A review of the Blu-ray version ...
The Soviet Union of the 1930s to which Sergei Prokofiev returned, or rather eased himself into over a period of years, was not the safest place for a composer. The environment grew more and more hostile until in 1936 Zhdanov, Leningrad party boss, published the infamous article Chaos instead of music. This intemperate tract, strongly influenced and maybe partly written by Stalin, was ostensibly an attack on Shostakovich but Prokofiev, however egotistical, was no fool, and he took the safest course. He wrote a series of pieces for that most unpolitical audience, children. The most famous of these was Peter and the Wolf, commissioned by Natalia Sats for the Moscow Musical Theatre for Children. Prokofiev was quite explicit: 'the text was read during the pauses in the music which was disproportionately longer than the text - for me the story was important only as a means of inducing children to listen to the music.'
That is the one aspect of this work that Suzie Templeton's deservedly lauded animation, fails to address. The music is very much not the issue despite the presence of the Philharmonia Orchestra no less. If you only seek Prokofiev's masterly score, look elsewhere. If you want to be entranced by a superb animated story and the equally intriguing documentaries about the film's creation, then buy this at once and pretend to give it to your children or grandchildren so that you can borrow it back. My three oldest grandchildren, 11, 8 and 4, enjoyed it: the 4 year-old instantly demanded it be repeated. The 8 year-old said it was better than expected. The 11 year-old reported its use in her class as a morality tale about looking after wildlife. None of them even noticed the music. So much for Prokofiev's efforts.
This Blu-ray contains six items. First and foremost the film. This is a stop-motion & CGI animation by a Polish Studio Se-ma-for. It stars the normal characters, Peter, Grandad, the duck, the bird, the cat and the wolf. The characterisation is very individual. They are all seen against a Russo-Polish cultural background which I found fascinating. Though using Wallace & Gromit type techniques these characters could not be more different. The context and outcome of the story is changed from the Prokofiev original but in a wholly coherent way. The famous music is clear but never brought to the aural foreground in the way the composer would have expected. There are also copious sound effects.
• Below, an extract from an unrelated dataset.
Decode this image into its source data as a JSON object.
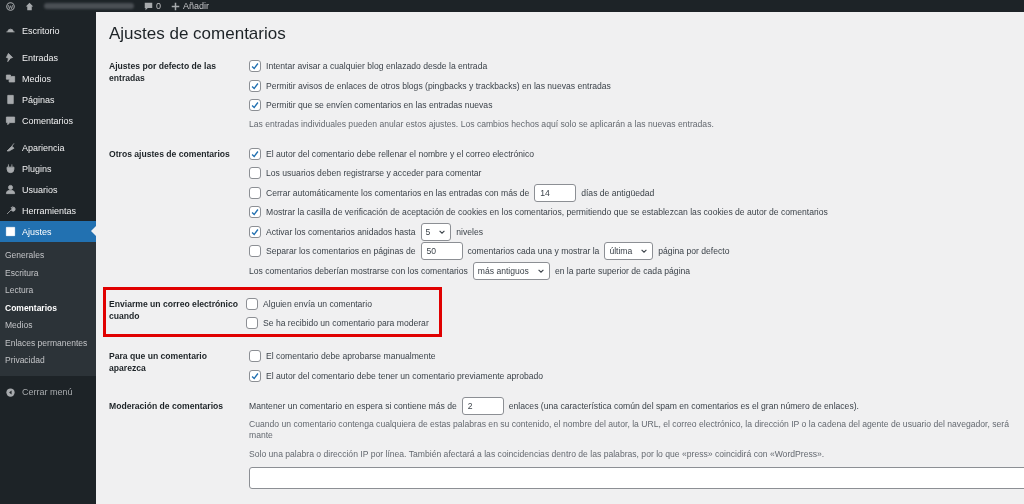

Then follow the extras: a narrated story with stills; a very short chapter on the instruments used for the characters (not HD), the only nod in the direction of Prokofiev's intentions; a UK-primary-school-based documentary about the use of the tale for musical and dramatic education (not HD); and two totally fascinating films about the making of the animation, one including interviews with key creative figures including Templeton (not HD). The 'Behind the Scenes' film (not HD) managed to include appallingly bad background muzak obviously added by the tea-boy. It could not have been done by anyone with artistic sensibilities. I have noted the items not filmed in HD but (the muzak apart) they are all well made and largely, but not entirely, free of pointless filmic effects. The extras are most probably of interest to animation students and to classroom teachers.
I may be picky about parts of this Arthaus issue but I am hugely impressed by Suzie Templeton's film. It deserved all its success and it is a strong reason to buy this Blu-ray. The HD video is outstanding and the sound is very atmospheric.